Classifying a vehicle

Correctly classifying a vehicle’s condition is paramount when using Hagerty Valuation Tools. Our pricing is unique in that we publish Hagerty Price Guide’s prices, and Hagerty Price Guide strives to provide a value for “true” #1 cars, and these values are often far and away more expensive than identical vehicles in lesser condition. It is estimated that more than 80% of cars in the market are either condition #3 or #4, so make sure you are confident in your car’s ascribed condition. Many sellers overrate the condition of their car; overeager buyers tend to do the same for potential purchases.

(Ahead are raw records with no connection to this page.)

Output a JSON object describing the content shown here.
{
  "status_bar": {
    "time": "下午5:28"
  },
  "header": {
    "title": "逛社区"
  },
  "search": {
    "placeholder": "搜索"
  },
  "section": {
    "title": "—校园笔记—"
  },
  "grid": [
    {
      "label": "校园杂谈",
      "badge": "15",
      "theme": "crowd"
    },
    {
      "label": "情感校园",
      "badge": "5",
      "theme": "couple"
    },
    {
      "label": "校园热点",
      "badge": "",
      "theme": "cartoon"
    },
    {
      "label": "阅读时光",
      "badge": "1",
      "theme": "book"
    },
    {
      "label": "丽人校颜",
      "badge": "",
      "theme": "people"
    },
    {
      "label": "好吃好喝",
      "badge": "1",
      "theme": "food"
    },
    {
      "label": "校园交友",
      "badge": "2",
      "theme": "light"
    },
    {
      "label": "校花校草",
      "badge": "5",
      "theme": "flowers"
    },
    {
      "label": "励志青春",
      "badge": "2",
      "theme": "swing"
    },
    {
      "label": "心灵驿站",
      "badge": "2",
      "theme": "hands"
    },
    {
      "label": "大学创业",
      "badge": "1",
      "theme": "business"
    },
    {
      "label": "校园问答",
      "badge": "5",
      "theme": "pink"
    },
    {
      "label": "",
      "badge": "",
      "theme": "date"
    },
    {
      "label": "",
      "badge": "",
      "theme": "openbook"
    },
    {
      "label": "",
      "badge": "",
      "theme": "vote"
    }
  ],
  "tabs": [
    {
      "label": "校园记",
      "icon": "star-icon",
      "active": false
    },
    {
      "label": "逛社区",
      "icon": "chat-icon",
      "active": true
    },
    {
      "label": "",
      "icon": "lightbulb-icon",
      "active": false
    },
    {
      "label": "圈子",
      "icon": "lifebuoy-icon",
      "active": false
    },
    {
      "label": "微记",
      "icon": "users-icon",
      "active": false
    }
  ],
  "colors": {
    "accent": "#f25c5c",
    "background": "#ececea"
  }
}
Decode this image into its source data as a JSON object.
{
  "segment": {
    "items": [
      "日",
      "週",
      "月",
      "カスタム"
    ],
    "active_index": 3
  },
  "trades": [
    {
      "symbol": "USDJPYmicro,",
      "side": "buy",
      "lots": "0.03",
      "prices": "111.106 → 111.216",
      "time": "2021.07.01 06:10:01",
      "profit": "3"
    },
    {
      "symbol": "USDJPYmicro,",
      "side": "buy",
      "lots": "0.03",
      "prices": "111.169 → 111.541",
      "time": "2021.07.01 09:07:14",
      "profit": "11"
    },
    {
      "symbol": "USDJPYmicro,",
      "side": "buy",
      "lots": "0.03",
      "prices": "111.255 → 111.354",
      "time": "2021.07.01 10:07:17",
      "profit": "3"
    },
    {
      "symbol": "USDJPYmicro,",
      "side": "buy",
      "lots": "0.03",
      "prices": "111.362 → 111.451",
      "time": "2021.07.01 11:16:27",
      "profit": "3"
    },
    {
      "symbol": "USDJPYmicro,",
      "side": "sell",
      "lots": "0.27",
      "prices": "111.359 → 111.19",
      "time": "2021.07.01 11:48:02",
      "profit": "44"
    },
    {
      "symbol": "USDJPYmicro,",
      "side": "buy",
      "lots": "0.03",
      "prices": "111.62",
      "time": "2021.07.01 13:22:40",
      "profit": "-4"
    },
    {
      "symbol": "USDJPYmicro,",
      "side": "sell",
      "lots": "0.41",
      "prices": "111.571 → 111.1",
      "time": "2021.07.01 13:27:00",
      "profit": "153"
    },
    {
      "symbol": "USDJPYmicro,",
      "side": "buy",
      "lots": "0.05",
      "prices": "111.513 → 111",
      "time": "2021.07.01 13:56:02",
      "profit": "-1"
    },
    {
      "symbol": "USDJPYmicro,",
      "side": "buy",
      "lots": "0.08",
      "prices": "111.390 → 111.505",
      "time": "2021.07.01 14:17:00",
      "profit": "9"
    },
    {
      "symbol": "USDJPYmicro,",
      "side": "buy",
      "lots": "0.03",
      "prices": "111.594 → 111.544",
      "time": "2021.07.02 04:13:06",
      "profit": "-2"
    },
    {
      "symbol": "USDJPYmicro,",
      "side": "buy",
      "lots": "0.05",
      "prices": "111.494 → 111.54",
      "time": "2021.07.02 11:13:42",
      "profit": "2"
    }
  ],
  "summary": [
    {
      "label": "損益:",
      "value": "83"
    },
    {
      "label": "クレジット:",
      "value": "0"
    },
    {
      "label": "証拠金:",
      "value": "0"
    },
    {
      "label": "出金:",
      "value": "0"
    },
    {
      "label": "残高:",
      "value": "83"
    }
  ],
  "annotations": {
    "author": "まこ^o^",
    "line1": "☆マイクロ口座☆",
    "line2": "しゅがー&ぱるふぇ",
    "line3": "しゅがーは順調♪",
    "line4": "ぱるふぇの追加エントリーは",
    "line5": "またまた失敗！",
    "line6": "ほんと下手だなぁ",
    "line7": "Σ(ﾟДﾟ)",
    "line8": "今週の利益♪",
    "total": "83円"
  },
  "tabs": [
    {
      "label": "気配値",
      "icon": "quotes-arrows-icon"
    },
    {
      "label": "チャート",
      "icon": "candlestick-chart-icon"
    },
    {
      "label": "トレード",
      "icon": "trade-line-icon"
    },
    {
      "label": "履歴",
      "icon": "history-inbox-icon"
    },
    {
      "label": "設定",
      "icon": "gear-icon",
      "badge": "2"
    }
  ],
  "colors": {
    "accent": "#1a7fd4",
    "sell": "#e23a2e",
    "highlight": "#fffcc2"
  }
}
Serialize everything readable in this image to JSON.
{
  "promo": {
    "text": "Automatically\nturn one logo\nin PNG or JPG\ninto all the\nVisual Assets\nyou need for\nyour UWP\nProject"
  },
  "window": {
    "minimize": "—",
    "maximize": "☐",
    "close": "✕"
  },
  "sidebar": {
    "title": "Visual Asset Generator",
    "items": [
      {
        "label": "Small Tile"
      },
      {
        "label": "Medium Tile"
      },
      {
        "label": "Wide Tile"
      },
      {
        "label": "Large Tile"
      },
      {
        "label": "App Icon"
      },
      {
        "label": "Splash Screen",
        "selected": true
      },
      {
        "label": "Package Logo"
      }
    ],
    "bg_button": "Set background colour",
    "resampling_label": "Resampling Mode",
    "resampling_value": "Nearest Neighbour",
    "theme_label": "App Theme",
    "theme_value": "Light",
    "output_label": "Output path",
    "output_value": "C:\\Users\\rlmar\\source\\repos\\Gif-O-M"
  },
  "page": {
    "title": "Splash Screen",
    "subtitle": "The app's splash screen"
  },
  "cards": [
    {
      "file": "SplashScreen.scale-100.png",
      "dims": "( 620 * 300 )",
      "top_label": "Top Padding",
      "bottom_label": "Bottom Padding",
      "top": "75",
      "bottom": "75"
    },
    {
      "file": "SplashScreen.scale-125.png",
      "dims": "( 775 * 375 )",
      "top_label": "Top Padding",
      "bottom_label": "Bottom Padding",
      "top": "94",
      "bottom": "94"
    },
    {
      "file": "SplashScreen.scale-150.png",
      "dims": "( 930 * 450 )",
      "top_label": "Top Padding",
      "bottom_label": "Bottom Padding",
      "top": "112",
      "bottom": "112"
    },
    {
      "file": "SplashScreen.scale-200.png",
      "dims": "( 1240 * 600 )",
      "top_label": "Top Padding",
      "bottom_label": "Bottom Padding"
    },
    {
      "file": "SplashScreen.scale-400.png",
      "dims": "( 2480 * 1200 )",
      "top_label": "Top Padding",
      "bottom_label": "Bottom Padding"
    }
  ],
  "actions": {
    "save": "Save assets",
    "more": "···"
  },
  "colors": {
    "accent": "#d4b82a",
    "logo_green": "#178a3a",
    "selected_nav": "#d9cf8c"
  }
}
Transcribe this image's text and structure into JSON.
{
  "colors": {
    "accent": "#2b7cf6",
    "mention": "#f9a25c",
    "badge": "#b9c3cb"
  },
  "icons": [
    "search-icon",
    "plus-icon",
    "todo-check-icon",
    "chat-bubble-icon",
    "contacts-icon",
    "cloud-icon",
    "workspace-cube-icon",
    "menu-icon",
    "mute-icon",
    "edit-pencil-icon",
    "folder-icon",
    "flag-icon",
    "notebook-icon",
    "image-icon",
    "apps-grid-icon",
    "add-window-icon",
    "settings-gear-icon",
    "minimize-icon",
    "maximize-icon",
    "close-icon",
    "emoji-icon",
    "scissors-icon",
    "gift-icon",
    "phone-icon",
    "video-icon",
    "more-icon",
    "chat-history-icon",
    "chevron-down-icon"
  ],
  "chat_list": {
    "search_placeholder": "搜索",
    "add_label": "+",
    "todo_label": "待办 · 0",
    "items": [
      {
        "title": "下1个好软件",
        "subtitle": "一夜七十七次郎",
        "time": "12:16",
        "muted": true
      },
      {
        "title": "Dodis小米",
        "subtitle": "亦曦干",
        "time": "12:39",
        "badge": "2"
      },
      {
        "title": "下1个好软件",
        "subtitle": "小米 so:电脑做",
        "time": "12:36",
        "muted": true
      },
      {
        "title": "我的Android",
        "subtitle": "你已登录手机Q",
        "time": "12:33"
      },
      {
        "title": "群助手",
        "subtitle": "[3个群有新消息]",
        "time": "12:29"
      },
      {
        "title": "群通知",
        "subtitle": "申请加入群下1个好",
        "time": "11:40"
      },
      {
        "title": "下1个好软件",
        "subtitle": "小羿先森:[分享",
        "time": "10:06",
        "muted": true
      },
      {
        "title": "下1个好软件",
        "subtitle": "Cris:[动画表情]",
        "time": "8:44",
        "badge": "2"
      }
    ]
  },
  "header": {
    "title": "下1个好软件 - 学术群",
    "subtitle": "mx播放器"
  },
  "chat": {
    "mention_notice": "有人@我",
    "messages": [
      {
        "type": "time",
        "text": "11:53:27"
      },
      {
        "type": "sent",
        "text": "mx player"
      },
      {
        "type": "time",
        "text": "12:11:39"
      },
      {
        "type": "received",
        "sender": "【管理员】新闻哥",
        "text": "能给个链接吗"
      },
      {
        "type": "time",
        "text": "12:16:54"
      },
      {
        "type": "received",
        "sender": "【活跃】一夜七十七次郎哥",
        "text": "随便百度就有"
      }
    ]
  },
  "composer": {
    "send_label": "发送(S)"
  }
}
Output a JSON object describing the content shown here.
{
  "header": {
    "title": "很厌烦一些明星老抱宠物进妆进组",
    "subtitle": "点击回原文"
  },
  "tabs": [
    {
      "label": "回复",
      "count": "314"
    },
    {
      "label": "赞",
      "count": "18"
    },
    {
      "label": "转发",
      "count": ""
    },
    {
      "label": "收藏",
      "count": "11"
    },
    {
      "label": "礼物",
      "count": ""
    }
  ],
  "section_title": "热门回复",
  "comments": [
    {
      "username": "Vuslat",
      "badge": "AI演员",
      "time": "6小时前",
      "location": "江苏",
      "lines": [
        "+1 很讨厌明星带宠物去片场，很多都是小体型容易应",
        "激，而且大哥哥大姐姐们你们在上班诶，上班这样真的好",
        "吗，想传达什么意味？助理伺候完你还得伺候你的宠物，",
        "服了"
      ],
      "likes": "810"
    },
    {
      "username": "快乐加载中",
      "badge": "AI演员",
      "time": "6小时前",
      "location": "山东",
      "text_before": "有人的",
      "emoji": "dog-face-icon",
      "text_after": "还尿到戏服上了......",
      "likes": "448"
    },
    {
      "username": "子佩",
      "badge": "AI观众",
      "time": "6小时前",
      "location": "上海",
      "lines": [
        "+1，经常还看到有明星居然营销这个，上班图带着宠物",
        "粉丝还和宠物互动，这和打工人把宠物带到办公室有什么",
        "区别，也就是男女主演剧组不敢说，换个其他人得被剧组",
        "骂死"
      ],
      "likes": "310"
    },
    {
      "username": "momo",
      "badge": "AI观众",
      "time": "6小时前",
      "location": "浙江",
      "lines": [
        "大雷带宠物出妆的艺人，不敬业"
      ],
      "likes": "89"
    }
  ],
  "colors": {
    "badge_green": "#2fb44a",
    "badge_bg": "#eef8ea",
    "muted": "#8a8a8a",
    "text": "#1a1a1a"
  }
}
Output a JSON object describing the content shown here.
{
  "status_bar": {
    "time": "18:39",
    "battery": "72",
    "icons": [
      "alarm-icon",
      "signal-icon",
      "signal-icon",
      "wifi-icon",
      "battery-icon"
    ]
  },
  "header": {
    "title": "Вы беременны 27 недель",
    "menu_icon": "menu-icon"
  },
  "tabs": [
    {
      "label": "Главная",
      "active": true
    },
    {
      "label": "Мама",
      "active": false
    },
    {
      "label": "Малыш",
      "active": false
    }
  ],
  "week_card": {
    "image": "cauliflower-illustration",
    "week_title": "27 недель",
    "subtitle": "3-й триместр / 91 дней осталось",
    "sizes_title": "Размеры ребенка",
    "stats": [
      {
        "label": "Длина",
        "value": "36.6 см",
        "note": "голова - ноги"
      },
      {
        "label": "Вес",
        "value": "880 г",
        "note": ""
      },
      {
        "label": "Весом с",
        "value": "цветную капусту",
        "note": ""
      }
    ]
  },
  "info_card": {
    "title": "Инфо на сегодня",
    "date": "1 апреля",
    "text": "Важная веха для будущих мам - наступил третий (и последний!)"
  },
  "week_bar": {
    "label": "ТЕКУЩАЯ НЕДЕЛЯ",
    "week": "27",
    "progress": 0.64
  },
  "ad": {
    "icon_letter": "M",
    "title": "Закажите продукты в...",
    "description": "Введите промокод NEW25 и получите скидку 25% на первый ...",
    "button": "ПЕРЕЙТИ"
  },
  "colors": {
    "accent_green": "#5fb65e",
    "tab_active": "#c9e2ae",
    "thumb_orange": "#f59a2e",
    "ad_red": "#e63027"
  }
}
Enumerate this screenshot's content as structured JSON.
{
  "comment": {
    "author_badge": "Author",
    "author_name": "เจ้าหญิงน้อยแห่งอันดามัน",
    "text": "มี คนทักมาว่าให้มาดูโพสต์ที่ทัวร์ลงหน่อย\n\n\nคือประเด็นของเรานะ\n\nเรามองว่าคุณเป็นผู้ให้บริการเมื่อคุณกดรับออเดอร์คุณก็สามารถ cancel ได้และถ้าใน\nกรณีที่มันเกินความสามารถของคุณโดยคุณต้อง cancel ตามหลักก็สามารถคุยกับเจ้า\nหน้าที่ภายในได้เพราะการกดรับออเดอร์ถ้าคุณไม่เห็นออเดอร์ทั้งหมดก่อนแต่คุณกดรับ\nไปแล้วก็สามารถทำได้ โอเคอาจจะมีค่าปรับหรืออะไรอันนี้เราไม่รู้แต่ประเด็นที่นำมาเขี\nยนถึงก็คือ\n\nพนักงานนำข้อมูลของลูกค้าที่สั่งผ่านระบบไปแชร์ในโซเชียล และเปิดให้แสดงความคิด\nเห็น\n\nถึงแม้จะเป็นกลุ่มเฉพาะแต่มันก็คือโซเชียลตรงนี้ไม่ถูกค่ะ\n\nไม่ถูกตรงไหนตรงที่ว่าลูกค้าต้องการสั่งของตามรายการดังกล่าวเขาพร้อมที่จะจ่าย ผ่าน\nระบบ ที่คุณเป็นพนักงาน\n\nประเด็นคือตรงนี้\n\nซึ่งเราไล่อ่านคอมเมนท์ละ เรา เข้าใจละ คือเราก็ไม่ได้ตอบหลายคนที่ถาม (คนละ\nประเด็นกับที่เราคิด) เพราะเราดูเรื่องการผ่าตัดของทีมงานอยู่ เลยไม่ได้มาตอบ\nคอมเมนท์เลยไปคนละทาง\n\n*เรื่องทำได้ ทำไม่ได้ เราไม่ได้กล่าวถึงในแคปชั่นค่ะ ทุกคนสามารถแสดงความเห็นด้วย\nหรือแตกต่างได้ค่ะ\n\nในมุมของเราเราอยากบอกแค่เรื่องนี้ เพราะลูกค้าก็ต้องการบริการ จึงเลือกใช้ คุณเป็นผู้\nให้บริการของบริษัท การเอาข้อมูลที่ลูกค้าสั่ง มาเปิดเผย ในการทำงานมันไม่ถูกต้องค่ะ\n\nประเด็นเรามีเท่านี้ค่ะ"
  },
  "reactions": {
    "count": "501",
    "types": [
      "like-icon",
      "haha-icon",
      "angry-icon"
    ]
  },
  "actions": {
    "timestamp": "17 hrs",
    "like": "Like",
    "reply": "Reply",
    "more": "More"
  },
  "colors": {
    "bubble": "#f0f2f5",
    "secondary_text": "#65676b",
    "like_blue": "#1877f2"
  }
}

In addition to a vehicle’s condition, other factors can influence a price. Particularly, number of owners, originality, and documentation to support build claims or restoration work can all greatly effect a vehicle’s value. Note that the addition of factory options to a car can greatly impact the vehicle’s value, so pay attention to any pricing notes that are listed in the “Vehicle Value Details” section of the “Value Your Car” tab of the site.

Lastly, use Hagerty Valuation Tools as a guide, not the Gospel. Use the information presented here to gain a deeper understanding of the market, apply your senses to what you learn, and consult with experts in the field before making any buying or selling decisions.

Condition Ratings

#1 vehicles in Hagerty Price Guide are the best in the world. The visual image is of the best car, in the right colors, driving onto the lawn at the finest concours. Perfectly clean, the car has been groomed down to the tire treads. Painted and chromed surfaces are mirror-like. Dust and dirt are banned, and materials used are correct and superbly fitted. The one word description for #1 cars is "concours."

#2 cars could win a local or regional show. They can be former #1 cars that have been driven or have aged. Seasoned observers will have to look closely for flaws, but will be able to find some not seen by the general public. The paint, chrome, glass and interior will all appear as excellent. No excessive smoke will be seen on startup, no unusual noises will emanate from the engine compartment. The vehicle will drive as a new car of its era would. The one word description for #2 cars is "excellent."

#3 cars could possess some, but not all of the issues of a #4 car, but they will be balanced by other factors such as a fresh paint job or a new, correct interior. #3 cars drive and run well, but might have some incorrect parts. These cars are not used for daily transportation but are ready for a long tour without excuses, and the casual passerby will not find any visual flaws. "Good" is the one word description of a Hagerty Price Guide #3.

#4 cars are daily drivers, with flaws visible to the naked eye. The chrome might have pitting or scratches, the windshield might be chipped. Paintwork is imperfect, and perhaps the fender has a minor dent. The interior could have split seams or a cracked dash. No major parts are missing, but the wheels could differ from the originals, or the interior might not be stock. A #4 car can also be a deteriorated restoration. "Fair" is the one word that describes a Hagerty Price Guide #4 car.